Repeat, word for word, all the data that follows, and exclude the pictures.

◆ **Stored data**:
== Segment start ==

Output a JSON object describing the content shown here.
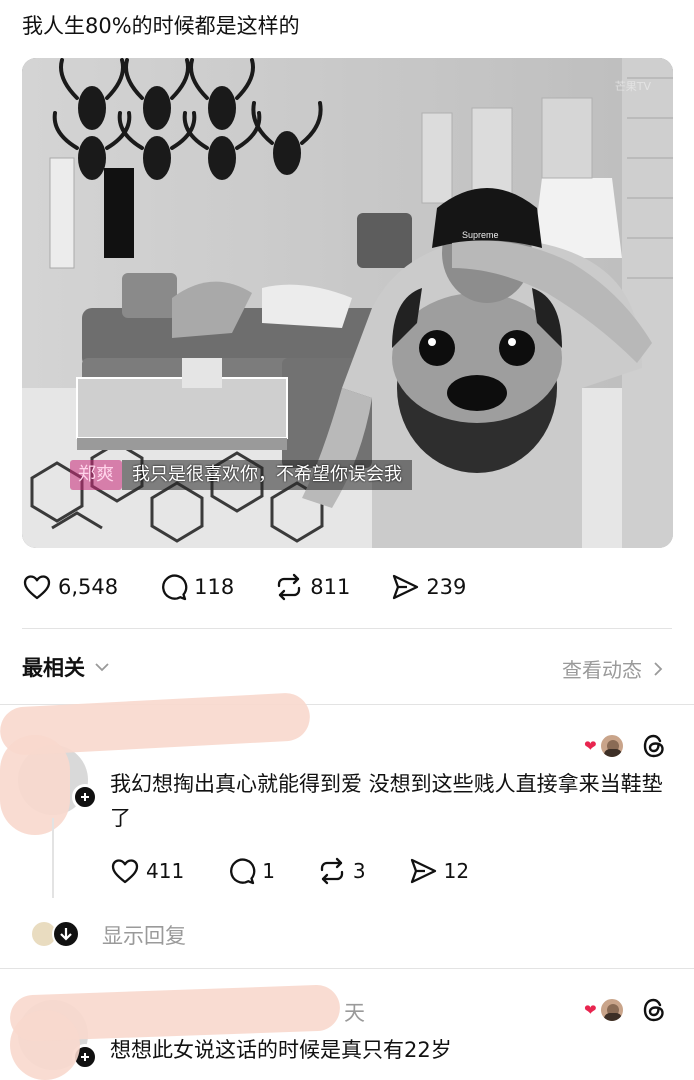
{
  "post": {
    "text": "我人生80%的时候都是这样的",
    "media": {
      "watermark": "芒果TV",
      "speaker": "郑爽",
      "subtitle": "我只是很喜欢你，不希望你误会我"
    },
    "stats": {
      "likes": "6,548",
      "comments": "118",
      "reposts": "811",
      "shares": "239"
    }
  },
  "sort": {
    "label": "最相关",
    "view_activity": "查看动态"
  },
  "comments": [
    {
      "text": "我幻想掏出真心就能得到爱 没想到这些贱人直接拿来当鞋垫了",
      "stats": {
        "likes": "411",
        "replies": "1",
        "reposts": "3",
        "shares": "12"
      },
      "show_replies": "显示回复"
    },
    {
      "time_fragment": "天",
      "text": "想想此女说这话的时候是真只有22岁"
    }
  ],
  "icons": {
    "like": "heart-icon",
    "comment": "comment-bubble-icon",
    "repost": "repost-icon",
    "share": "send-icon",
    "threads": "threads-logo-icon"
  },
  "colors": {
    "muted": "#9a9a9a",
    "accent_heart": "#e8254f",
    "redaction": "#f8d8cd"
  }
}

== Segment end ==

◆ **Output of the exercise**:
Output a JSON object describing the content shown here.
{
  "post": {
    "text": "我人生80%的时候都是这样的",
    "media": {
      "watermark": "芒果TV",
      "speaker": "郑爽",
      "subtitle": "我只是很喜欢你，不希望你误会我"
    },
    "stats": {
      "likes": "6,548",
      "comments": "118",
      "reposts": "811",
      "shares": "239"
    }
  },
  "sort": {
    "label": "最相关",
    "view_activity": "查看动态"
  },
  "comments": [
    {
      "text": "我幻想掏出真心就能得到爱 没想到这些贱人直接拿来当鞋垫了",
      "stats": {
        "likes": "411",
        "replies": "1",
        "reposts": "3",
        "shares": "12"
      },
      "show_replies": "显示回复"
    },
    {
      "time_fragment": "天",
      "text": "想想此女说这话的时候是真只有22岁"
    }
  ],
  "icons": {
    "like": "heart-icon",
    "comment": "comment-bubble-icon",
    "repost": "repost-icon",
    "share": "send-icon",
    "threads": "threads-logo-icon"
  },
  "colors": {
    "muted": "#9a9a9a",
    "accent_heart": "#e8254f",
    "redaction": "#f8d8cd"
  }
}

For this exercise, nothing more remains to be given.